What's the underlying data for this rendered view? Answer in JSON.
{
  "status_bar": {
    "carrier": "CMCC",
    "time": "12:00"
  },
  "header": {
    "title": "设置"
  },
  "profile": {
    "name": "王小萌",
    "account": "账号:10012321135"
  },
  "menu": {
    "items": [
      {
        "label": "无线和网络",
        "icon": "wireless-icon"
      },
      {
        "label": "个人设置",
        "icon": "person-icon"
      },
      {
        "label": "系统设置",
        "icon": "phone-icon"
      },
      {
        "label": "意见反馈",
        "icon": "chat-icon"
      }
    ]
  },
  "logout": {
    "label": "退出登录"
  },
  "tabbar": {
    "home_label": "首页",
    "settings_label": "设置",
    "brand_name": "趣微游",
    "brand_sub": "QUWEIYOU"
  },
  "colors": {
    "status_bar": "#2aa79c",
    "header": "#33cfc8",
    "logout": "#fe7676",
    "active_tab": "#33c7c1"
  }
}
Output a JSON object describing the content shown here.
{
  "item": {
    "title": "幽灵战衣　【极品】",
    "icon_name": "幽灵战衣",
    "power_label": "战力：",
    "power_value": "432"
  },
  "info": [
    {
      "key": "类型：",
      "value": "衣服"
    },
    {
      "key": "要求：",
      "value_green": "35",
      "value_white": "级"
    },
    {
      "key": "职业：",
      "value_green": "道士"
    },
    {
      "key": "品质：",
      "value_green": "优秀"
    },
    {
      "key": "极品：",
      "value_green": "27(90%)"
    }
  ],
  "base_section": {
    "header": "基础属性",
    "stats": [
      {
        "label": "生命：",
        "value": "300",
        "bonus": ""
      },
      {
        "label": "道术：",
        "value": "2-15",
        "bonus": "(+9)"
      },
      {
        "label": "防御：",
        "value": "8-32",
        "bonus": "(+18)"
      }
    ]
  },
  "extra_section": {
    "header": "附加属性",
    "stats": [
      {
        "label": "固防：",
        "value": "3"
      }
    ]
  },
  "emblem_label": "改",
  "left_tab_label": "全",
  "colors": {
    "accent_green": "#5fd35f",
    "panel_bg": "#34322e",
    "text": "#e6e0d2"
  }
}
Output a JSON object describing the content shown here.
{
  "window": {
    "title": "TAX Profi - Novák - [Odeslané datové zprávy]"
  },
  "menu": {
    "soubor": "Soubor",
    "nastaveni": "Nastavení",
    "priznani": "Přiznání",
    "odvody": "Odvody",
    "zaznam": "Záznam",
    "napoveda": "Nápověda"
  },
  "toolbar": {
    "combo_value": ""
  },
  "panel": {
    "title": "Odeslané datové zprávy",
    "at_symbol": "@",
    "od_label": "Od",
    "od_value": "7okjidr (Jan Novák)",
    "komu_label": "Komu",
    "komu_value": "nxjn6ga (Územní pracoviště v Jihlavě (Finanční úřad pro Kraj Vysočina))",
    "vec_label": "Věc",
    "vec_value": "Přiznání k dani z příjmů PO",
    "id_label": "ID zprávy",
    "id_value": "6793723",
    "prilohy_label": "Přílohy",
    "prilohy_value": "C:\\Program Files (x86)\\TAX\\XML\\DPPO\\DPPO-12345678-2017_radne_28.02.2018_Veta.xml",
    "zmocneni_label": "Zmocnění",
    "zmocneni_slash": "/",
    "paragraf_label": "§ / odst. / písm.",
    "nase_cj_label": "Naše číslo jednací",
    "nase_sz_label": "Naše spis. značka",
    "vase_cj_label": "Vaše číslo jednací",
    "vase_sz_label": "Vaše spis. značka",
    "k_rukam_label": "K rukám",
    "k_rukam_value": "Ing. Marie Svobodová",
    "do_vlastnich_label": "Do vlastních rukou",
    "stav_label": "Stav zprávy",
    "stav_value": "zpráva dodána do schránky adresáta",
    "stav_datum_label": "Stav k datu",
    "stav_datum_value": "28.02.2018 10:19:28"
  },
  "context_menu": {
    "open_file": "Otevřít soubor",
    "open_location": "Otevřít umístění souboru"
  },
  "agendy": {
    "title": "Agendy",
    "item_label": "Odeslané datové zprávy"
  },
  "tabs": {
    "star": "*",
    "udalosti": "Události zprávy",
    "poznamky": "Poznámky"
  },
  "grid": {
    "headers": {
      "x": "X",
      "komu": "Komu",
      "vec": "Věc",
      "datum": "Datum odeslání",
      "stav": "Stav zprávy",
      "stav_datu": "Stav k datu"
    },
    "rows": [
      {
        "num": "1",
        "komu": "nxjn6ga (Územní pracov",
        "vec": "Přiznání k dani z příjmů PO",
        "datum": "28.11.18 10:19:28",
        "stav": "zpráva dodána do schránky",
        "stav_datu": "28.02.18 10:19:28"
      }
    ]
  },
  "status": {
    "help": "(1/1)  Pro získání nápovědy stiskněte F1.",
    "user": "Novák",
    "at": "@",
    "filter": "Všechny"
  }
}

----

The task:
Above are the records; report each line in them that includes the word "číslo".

Task solution:
    "nase_cj_label": "Naše číslo jednací",
    "vase_cj_label": "Vaše číslo jednací",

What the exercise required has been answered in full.